# [Work instruction]
Which lines of the records contain the word "class"? Show each of them.

# [Provided entries]
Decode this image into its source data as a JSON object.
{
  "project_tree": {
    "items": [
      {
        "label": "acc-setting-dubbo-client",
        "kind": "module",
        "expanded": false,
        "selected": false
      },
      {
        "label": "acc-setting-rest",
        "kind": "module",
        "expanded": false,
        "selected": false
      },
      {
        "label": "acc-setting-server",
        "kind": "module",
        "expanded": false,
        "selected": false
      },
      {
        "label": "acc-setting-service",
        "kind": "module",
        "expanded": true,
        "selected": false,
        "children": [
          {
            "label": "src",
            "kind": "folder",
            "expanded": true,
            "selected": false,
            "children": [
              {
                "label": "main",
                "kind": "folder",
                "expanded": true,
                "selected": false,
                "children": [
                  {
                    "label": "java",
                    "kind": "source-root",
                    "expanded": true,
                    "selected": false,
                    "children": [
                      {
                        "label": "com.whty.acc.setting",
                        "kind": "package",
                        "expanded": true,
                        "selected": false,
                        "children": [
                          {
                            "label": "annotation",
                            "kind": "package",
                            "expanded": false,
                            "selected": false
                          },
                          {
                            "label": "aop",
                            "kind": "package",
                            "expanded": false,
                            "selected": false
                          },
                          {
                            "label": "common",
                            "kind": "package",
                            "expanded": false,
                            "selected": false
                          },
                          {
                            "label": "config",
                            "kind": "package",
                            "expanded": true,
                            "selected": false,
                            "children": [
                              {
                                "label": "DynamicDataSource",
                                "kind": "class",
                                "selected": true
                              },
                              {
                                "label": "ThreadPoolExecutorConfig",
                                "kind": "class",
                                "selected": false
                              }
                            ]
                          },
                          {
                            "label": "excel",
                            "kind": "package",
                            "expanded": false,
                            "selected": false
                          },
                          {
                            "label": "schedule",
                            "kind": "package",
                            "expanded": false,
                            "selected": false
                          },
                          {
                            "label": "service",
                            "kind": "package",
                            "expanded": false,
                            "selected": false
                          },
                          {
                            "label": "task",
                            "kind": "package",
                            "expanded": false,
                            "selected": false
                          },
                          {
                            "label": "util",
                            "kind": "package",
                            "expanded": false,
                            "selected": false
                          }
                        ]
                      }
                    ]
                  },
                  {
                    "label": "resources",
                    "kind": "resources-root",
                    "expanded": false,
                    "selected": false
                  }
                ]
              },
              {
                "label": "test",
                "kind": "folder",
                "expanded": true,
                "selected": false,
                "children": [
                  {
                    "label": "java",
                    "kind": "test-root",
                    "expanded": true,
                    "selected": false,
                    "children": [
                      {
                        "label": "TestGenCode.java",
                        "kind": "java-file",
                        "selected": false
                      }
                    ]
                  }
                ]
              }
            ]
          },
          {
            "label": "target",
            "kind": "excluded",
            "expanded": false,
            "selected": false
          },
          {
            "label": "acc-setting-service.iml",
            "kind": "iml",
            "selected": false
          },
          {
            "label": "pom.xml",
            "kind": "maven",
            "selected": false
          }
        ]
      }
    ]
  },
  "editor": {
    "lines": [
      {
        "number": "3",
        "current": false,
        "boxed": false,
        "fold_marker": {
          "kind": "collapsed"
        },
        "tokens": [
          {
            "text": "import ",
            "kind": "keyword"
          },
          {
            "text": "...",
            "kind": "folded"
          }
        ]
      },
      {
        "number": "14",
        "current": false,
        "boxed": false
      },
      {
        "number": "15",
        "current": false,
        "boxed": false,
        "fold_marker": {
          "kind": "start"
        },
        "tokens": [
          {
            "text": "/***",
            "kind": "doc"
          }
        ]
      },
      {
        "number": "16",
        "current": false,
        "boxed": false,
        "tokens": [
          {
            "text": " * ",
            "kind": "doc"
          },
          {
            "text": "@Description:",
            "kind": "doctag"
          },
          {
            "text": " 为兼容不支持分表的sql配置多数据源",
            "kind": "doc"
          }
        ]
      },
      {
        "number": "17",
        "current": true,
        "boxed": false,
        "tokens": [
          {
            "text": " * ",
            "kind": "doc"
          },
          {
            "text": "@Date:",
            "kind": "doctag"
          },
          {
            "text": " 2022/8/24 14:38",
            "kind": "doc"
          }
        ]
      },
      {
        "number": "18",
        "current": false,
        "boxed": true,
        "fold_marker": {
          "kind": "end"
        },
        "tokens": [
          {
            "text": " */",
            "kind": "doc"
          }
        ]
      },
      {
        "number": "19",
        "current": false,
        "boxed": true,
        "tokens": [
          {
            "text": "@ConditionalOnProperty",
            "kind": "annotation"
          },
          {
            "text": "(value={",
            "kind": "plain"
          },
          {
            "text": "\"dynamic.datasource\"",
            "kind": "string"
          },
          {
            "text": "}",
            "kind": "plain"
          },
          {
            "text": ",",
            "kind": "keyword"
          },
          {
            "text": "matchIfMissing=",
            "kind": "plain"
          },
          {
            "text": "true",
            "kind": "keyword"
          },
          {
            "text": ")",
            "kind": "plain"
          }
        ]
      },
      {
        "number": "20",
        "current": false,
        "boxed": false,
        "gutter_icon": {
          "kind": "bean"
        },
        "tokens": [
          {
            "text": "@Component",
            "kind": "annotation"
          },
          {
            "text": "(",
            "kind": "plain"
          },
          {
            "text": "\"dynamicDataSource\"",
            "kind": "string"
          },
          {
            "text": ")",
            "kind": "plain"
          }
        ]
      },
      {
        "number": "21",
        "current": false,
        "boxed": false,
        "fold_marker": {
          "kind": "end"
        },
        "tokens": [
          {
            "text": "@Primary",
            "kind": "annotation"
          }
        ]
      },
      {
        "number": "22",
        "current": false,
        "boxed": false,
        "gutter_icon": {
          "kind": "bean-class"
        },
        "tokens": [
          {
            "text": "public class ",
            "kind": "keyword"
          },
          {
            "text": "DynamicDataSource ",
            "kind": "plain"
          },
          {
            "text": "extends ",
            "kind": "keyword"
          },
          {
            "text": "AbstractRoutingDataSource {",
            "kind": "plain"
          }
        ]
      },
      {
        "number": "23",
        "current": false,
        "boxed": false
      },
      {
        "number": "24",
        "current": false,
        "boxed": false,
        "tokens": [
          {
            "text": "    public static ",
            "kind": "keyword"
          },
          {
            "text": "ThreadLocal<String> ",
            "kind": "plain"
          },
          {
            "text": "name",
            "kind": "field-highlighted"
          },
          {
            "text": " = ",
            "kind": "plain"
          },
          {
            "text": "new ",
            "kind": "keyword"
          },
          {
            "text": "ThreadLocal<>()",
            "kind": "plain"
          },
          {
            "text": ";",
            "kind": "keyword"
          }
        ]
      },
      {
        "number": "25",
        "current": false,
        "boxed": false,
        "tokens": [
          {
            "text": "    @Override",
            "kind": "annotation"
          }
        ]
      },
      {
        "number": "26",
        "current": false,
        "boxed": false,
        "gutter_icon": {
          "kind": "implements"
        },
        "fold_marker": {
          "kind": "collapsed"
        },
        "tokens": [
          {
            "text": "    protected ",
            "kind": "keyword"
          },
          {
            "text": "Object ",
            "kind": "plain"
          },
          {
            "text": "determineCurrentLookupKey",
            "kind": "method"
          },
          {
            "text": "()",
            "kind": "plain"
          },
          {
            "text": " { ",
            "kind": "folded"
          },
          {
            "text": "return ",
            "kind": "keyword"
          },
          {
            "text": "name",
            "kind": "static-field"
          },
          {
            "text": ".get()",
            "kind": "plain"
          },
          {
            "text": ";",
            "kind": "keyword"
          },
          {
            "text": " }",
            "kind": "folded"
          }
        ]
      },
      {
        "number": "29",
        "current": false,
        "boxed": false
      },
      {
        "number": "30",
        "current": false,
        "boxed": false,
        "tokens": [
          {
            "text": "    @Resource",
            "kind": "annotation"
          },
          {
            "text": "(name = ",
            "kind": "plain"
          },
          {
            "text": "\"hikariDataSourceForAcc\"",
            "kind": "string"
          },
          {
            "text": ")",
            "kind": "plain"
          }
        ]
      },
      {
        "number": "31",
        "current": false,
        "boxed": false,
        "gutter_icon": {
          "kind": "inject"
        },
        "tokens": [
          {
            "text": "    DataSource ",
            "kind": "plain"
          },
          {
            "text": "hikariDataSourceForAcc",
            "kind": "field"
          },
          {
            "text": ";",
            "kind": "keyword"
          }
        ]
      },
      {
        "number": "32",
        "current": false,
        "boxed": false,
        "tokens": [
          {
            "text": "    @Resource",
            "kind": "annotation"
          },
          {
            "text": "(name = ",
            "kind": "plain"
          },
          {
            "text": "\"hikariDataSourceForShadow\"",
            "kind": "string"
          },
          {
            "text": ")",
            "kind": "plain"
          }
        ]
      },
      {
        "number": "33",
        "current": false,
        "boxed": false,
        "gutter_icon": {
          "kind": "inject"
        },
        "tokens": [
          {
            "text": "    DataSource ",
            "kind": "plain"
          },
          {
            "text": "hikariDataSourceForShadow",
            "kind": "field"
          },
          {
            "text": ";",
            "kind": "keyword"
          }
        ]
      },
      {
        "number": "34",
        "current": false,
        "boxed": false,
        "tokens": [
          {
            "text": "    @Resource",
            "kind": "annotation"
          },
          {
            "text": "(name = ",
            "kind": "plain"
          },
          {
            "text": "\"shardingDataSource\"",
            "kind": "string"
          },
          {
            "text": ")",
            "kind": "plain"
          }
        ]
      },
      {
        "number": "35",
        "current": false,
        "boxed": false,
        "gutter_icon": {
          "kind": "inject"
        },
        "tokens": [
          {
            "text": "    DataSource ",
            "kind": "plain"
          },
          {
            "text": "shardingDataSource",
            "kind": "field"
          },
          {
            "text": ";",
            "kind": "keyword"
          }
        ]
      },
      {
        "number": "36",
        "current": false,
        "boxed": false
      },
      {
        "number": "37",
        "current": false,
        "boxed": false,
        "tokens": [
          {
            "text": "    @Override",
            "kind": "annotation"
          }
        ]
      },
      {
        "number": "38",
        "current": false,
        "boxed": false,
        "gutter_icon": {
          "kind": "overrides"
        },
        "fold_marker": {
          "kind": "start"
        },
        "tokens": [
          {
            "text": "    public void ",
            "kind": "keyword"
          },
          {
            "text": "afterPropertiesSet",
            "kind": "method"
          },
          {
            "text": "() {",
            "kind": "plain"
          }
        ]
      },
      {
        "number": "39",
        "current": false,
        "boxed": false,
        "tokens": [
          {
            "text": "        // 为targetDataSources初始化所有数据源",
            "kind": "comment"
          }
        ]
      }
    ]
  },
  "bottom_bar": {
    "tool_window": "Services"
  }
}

# [Written response]
                                "kind": "class",
                                "kind": "class",
          "kind": "bean-class"
            "text": "public class ",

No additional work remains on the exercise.